This group of Tuna was caught on the On Point. Brought back to Rudy’s Tackle Barn, where happy anglers displayed their catch, caught on the shop’s recommended Chatter Lures (streaker jigs). Happy fishing all around.
Ryan DeCosta on his dad’s boat, reeling in like a true professional. Snagged and bagged!
The saying goes that the more a fan you are of something, the more superstitious you will be regarding it. For examples;
A football fan will have to wear the same clothing, stand or sit in the same spot, hold their hands in the same way, knock on wood 7 times and flick the light 3 times then turn counterclockwise 2 times while hopping on one foot. If not done properly, they have doomed their team to lose.

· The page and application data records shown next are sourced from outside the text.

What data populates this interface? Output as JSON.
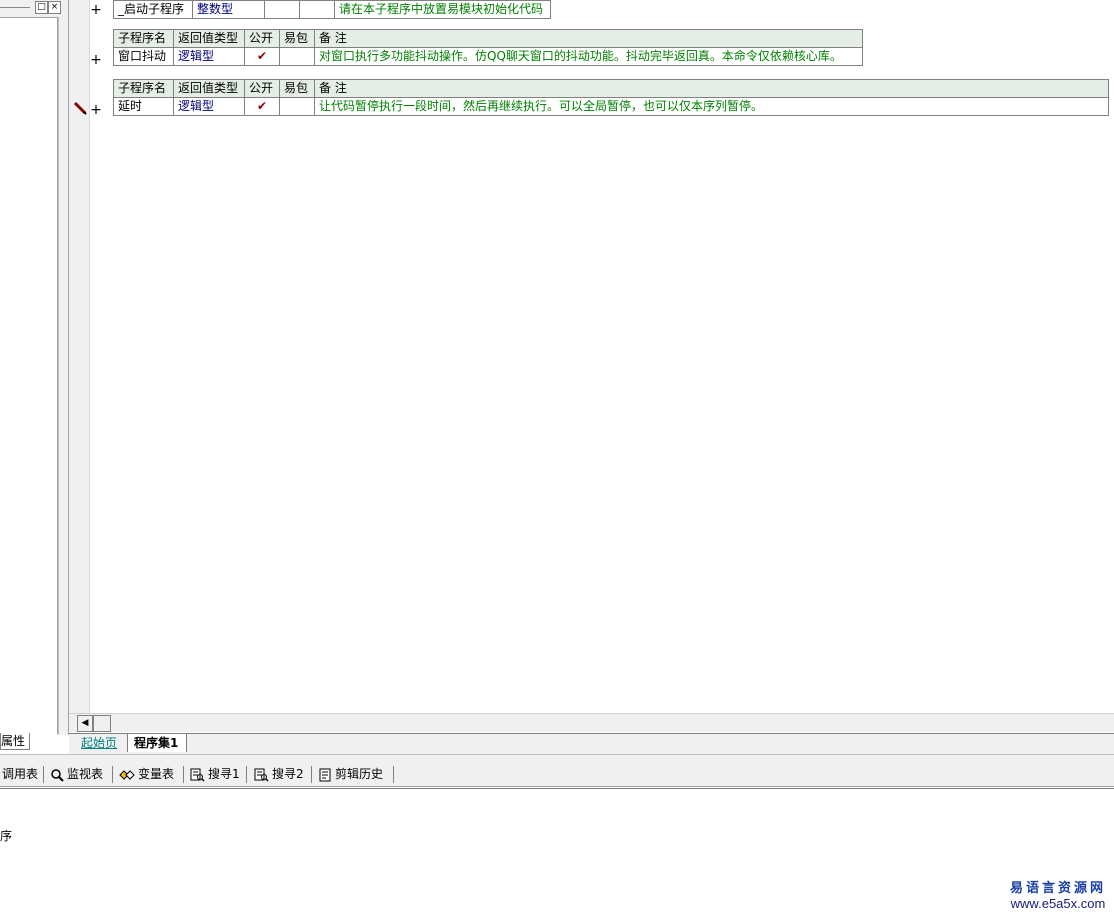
{
  "left_panel": {
    "props_tab_label": "属性"
  },
  "procedures": {
    "startup_row": {
      "name": "_启动子程序",
      "return_type": "整数型",
      "remark": "请在本子程序中放置易模块初始化代码"
    },
    "header": {
      "col_name": "子程序名",
      "col_return_type": "返回值类型",
      "col_public": "公开",
      "col_package": "易包",
      "col_remark": "备 注"
    },
    "window_shake": {
      "name": "窗口抖动",
      "return_type": "逻辑型",
      "public_mark": "✔",
      "remark": "对窗口执行多功能抖动操作。仿QQ聊天窗口的抖动功能。抖动完毕返回真。本命令仅依赖核心库。"
    },
    "delay": {
      "name": "延时",
      "return_type": "逻辑型",
      "public_mark": "✔",
      "remark": "让代码暂停执行一段时间，然后再继续执行。可以全局暂停，也可以仅本序列暂停。"
    }
  },
  "tabs": {
    "start_page": "起始页",
    "active": "程序集1"
  },
  "toolbar": {
    "call_table": "调用表",
    "watch_table": "监视表",
    "variable_table": "变量表",
    "search1": "搜寻1",
    "search2": "搜寻2",
    "clip_history": "剪辑历史"
  },
  "output": {
    "text": "序"
  },
  "watermark": {
    "line1": "易语言资源网",
    "line2": "www.e5a5x.com"
  },
  "colors": {
    "header_bg": "#e4eee4",
    "type_color": "#000080",
    "remark_color": "#008000",
    "check_color": "#8b0000"
  }
}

Gambling fans have to shake the dice only in their left hand while blowing on them 3 times while at the same time rubbing their tummy with their right hand and if they don’t do it, then they are doomed to lose their money.
Race fans know that if they sit in a different seat or wear their hats differently or if they don’t blink their eyes 50 time in one minute then their favorite driver is gonna crash.
Well, for fishermen and women, the superstition is bananas. Granted, there are reasons that anglers believe in this superstition. There are stories dating back as early as the 1700s in the Caribbean sea of misfortune created by bananas. Bananas were gathered and loaded onto large wooden ships for transport to other countries. These ships had to travel fast in order to get the cargo to their destinations without spoiling. As you can imagine a fast moving ship is not conducive to fishing so crew members that were trying to fish caught little to nothing. Blame the banana instead of the speed of the ship for a bad day of fishing.
Often times when another ship came upon a deadly shipwreck the only visible signs that there was any trouble were the floating cases of bananas bobbing in the water. Don’t blame a catastrophic failure by the Captain or crew, don’t blame a storm, don’t blame a pirate attack… no those floating cases of bananas prove that the banana was the culprit for the lives that were lost.
You know what likes to hide in bunches of bananas? Venomous spiders. Spiders found that bananas provided wonderful shelter and once the bananas were loaded onto cargo ships the spiders could venture out and expand their territory into the crew’s living and dining quarters. Back in the 1700’s spider bites were not easily treated at sea and many bites became fatal. Again, easier to blame the bananas.
Even now, bananas are still forbidden on most recreational fishing vessels. Offshore captains often forbid the bringing of bananas on their ships. The superstition of bananas goes so far that even things remotely related to bananas often are banned from fishing charters. Things such as Banana Boat sunscreen and Banana Republic clothing. All thing banana are not welcome aboard.
I for one can’t say whether the superstition is real or not. I can tell you I haven’t noticed any difference. One reason the banana superstition hasn’t bothered me is because of my brother Lorren. When I was about 15 years old, my brother Lorren took me fishing to Pawtuckaway Lake in Nottingham, NH. We drove from Manchester down Old Route 101 into Raymond where there was a farm stand just before having to turn left to get to the lake. The farm stand had a sign outside indicating a sale on bananas at 10 cents a pound. We stopped and discovered that the farm stands supplier double shipped bananas, hence the sale. My brother Lorren, being the jokester that he was, whipped out $2 and bought 20 lbs. of the yellow tasty fruit.
My brother Lorren made the day fun for me as he taught me new techniques to fish while stuffing his face full of bananas. He made me laugh because even though his mouth was full of bananas he would still try to instruct me on landing fish when I hooked into them and it was hilarious to see him trying to talk and swallow the banana at the same time. During our day long fishing trip we caught dozens of fish. The sun stayed bright in the sky all day. We had no mechanical failures of the boat. We didn’t break anything and though our gills may have turned a little less fresh after eating all those bananas, we had a fantastic day.
Lorren was a great fishing companion. Nothing made him happier than to have the person he was fishing with catching fish, even when he himself wasn’t catching anything. He took great pride and pleasure if he could impart fishing knowledge that lead to his companions having a great day of catching fish.
So, if you find that your day of fishing is slow of bites, try looking for anything banana related that you might have with you and get rid of it. Who knows, your luck might just increase… if you believe in superstitions.
Tight lines, the Amateur Angler <article syndicated from the amateur angler>